(The Emperor of All Maladies A Biography of Cancer gives a riveting history of the disease, explaining why we haven’t “won” this battle. Do others value Dr. Mukherjee’s writing? It’s won the 2011 Pulitzer Prize.)
I sometimes wonder why I call myself “former cancer patient” because I know I’ll battle that disease the rest of my life. If the truth be told, I’m shocked I’m still here after the baleful diagnosis (it didn’t look good). I know, too, the convergence of forces that brought on the disease can repeat. In other words, I don’t harbor misgivings I licked my opponent…… I’ve just bought a reprieve.
Does that mean I’m an inveterate depressive who goes around, waiting for the proverbial axe to fall? Absolutely not. But I’m aware of life’s fragility and giddy in the simple joys I experience each day.
I was diagnosed with breast cancer 9 years ago and I recall that nothing was the same after that. On that fateful day, I was shown my X-ray, whereby the nurse practitioner pointed out the signs of cancerous invasion in the ducts. She went on to say: “Sometimes the cells get smart and figure a way to get out.”
For the first time in my life, I fervently hoped for “stupid.”
I recall going through the next many months, trying to will away the depression that rightfully took me hostage, for I feared THAT would become my downfall. I believed that if I obsessed over cancer cells, they’d come back and multiply, taking root in some new harbor (my bones, my liver, my intestines.)
I was told by friends (and some texts on the subject) that people who become ill with cancer or other auto-immune diseases like MS, share a common characteristic: They are often “pleasers“ who seek to appease others; they bury everything inside.

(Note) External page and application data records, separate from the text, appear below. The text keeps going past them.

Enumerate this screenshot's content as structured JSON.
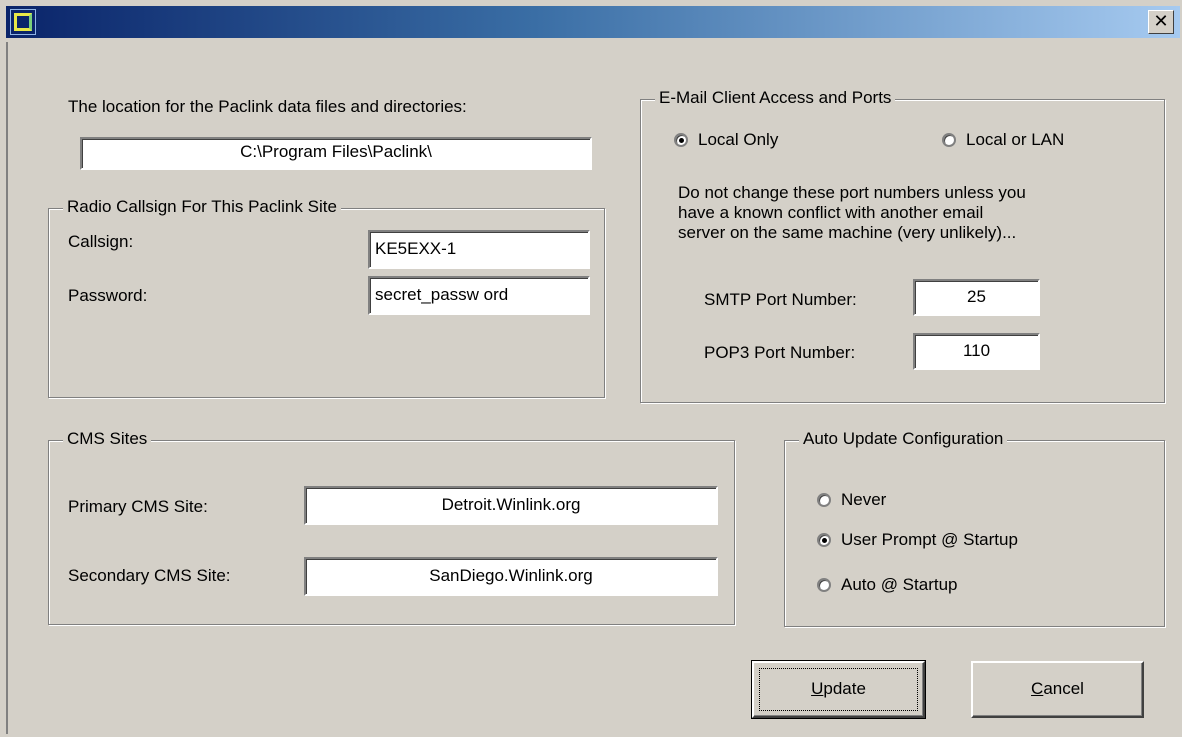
{
  "location": {
    "label": "The location for the Paclink data files and directories:",
    "path": "C:\\Program Files\\Paclink\\"
  },
  "radio": {
    "group_title": "Radio Callsign For This Paclink Site",
    "callsign_label": "Callsign:",
    "callsign_value": "KE5EXX-1",
    "password_label": "Password:",
    "password_value": "secret_passw ord"
  },
  "email": {
    "group_title": "E-Mail Client Access and Ports",
    "option_local": "Local Only",
    "option_lan": "Local or LAN",
    "selected": "Local Only",
    "note_line1": "Do not change these port numbers unless you",
    "note_line2": "have a known conflict with another email",
    "note_line3": "server on the same machine (very unlikely)...",
    "smtp_label": "SMTP Port Number:",
    "smtp_value": "25",
    "pop3_label": "POP3 Port Number:",
    "pop3_value": "110"
  },
  "cms": {
    "group_title": "CMS Sites",
    "primary_label": "Primary CMS Site:",
    "primary_value": "Detroit.Winlink.org",
    "secondary_label": "Secondary CMS Site:",
    "secondary_value": "SanDiego.Winlink.org"
  },
  "auto_update": {
    "group_title": "Auto Update Configuration",
    "options": [
      "Never",
      "User Prompt @ Startup",
      "Auto @ Startup"
    ],
    "selected": "User Prompt @ Startup"
  },
  "buttons": {
    "update_mnemonic": "U",
    "update_rest": "pdate",
    "cancel_mnemonic": "C",
    "cancel_rest": "ancel"
  },
  "titlebar": {
    "close_glyph": "✕"
  }
}
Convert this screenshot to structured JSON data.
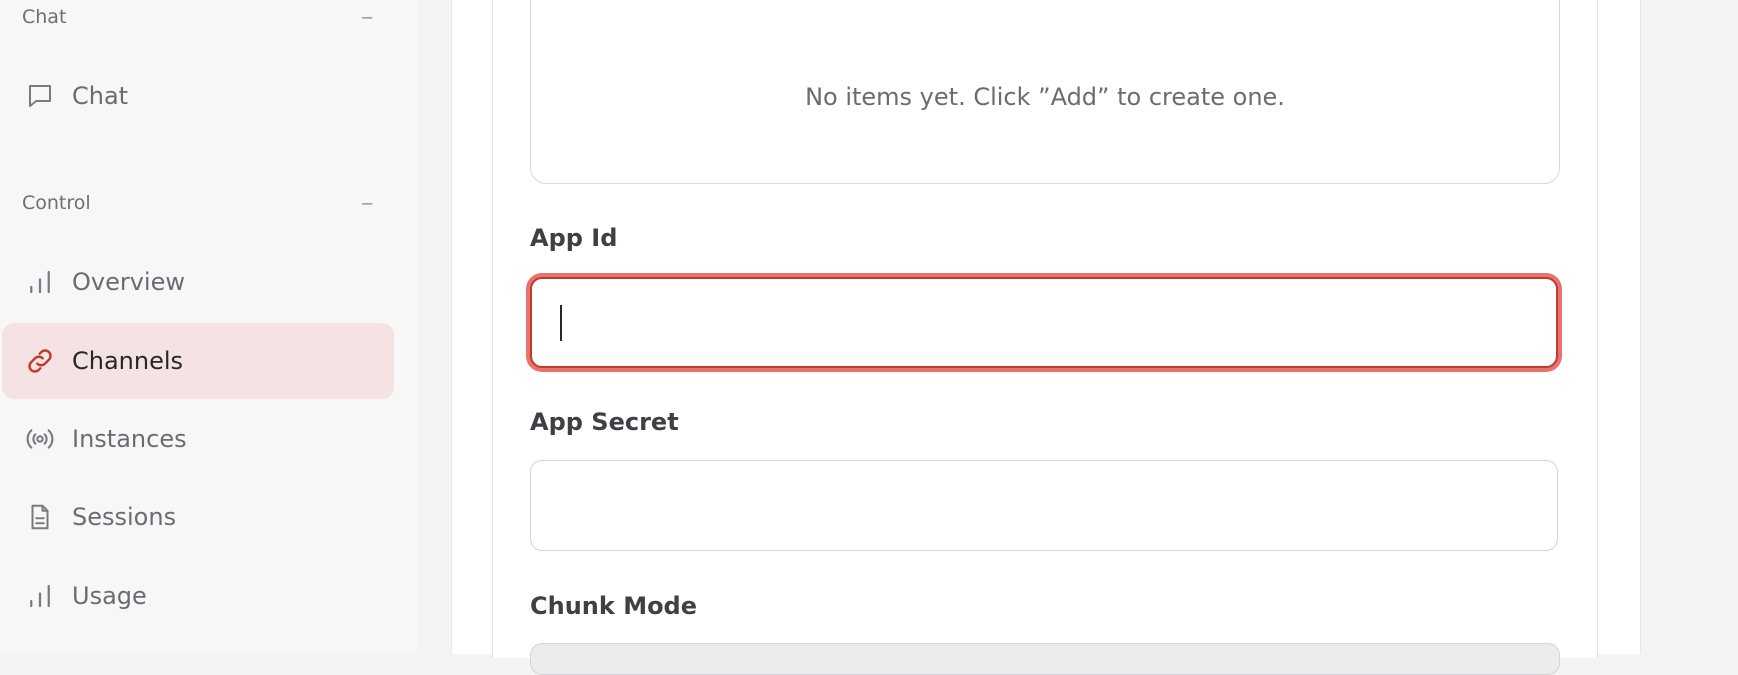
{
  "sidebar": {
    "sections": [
      {
        "title": "Chat",
        "collapse_symbol": "−"
      },
      {
        "title": "Control",
        "collapse_symbol": "−"
      }
    ],
    "items": [
      {
        "label": "Chat",
        "icon": "message-square-icon"
      },
      {
        "label": "Overview",
        "icon": "bar-chart-icon"
      },
      {
        "label": "Channels",
        "icon": "link-icon",
        "active": true
      },
      {
        "label": "Instances",
        "icon": "radio-broadcast-icon"
      },
      {
        "label": "Sessions",
        "icon": "file-text-icon"
      },
      {
        "label": "Usage",
        "icon": "bar-chart-icon"
      }
    ]
  },
  "main": {
    "empty_state": "No items yet. Click ”Add” to create one.",
    "fields": {
      "app_id": {
        "label": "App Id",
        "value": ""
      },
      "app_secret": {
        "label": "App Secret",
        "value": ""
      },
      "chunk_mode": {
        "label": "Chunk Mode"
      }
    }
  },
  "colors": {
    "accent": "#c0392b",
    "active_bg": "#f5e3e3",
    "focus_ring": "#e8726c"
  }
}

They’re simply being eaten from the inside out….It’s the price they pay for accommodating to things they don’t agree with.
This rationale always made me crazy. I began to think: “What? I brought on my own disease because I don’t speak out enough?” (I do) or “I take on wars that I’d be better off avoiding.” I considered it especially-cruel to saddle a cancer patient with guilt for bringing on her disease.

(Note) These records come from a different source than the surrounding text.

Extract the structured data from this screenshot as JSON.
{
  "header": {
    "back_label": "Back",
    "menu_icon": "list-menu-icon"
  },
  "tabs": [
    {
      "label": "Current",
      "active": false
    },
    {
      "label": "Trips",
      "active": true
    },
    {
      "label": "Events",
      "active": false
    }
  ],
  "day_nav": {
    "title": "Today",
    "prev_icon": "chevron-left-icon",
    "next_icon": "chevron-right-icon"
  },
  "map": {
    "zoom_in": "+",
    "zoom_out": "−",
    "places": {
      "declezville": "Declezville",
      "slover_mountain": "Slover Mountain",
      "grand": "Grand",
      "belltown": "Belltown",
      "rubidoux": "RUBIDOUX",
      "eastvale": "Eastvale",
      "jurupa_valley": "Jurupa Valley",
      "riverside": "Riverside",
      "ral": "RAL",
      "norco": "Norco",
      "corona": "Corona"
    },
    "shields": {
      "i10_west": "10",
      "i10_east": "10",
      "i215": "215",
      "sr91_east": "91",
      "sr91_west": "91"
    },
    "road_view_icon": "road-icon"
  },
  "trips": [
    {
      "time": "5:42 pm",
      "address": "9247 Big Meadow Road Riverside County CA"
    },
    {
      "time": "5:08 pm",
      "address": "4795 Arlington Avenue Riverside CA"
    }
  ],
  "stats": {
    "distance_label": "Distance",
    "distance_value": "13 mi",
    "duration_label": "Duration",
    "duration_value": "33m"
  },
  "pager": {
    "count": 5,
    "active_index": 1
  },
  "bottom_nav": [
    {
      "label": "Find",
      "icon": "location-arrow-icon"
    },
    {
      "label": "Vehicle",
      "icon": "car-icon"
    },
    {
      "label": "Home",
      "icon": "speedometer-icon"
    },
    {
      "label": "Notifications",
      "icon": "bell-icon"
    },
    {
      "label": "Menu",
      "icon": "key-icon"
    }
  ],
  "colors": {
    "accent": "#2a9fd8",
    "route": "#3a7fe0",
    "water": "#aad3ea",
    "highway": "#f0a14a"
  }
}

Now, I’ve been inordinately fortunate, for the cancer that invaded my breast hadn’t metastasized to my bones, tissue, or other organs. So, my cells were “stupid,” after all. Yes, I lost a breast, but I got a new one that looks even better (I’m a “half-full” kind of person.) Better yet, I’ve enjoyed 9 whole years, cancer-free, since that bleak time.
I saw Dr. Mukherjee the other night on a television show where he guest-spoke, about his new book (I clicked in when that program was almost over.) In the last moments, he was asked by a young woman in the audience, how much he believed a person’s psychological condition played in successfully fighting the disease. There it was: The question prompted by the general consensus that one’s emotional state drives the course of cancer.

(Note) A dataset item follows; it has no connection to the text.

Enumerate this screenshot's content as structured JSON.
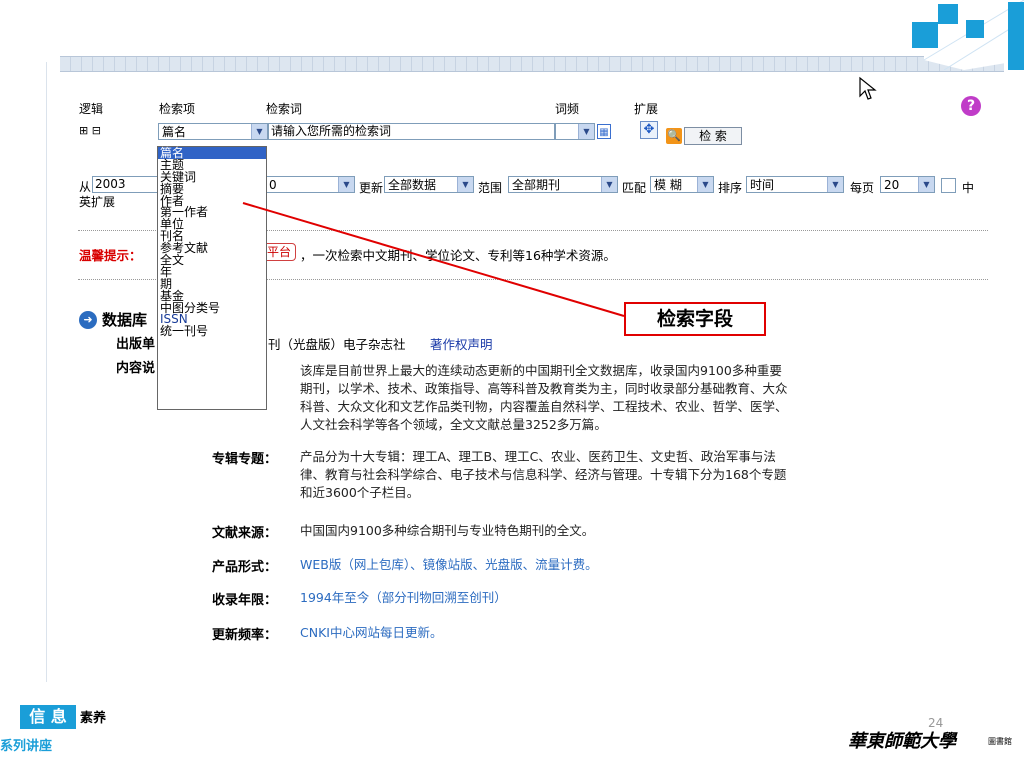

Dr. Mukherjee answered (and this is a general paraphrasing even though I put it in quote marks): “I have a problem laying responsibility for the outcome of his disease on someone’s psychological state.” He went on to say “Who am I to tell a patient how to fight his disease?” Then again, “Maybe his depression will enable him to recover, because that’s his way of dealing with crises.”
He went on to say: “I’ve known people filled with joy who got cancer, fought it optimistically and died, and I’ve seen others who are serious depressives, go on to live long lives.” In other words, Dr. Mukherjee takes the burden away from the patient who’s already dealing with an impossibly-tough situation: We cancer patients no longer have to “go there,” fighting cancer, with a smile firmly affixed to our lips….
We don’t need to exhort good humor because it may help us heal; furthermore, we don’t need to fight the disease while we simultaneously make others feel better.
Now, all I can say is: “Thank you,” Dr. Siddhartha for debunking a myth that’s plagued us cancer patients for years. The link below explains his book and why it’s important. On the site, reviewer Lynette Wong says: The book reads like a literary thriller with cancer as the protagonist.”
Note the descriptions in the review as to why it’s most readable, and send this post to anyone locked in battle with this disease (family members, friends, as well.) Their burden will be lighter and they’ll bless you for it.
And when you get finished with that, please weigh in by hitting Comment area below…I’m anxious to hear your thoughts on a disease that’s touched all of us in one way or another. Question: ‘Do you think a patient’s attitude affects the course of his disease?’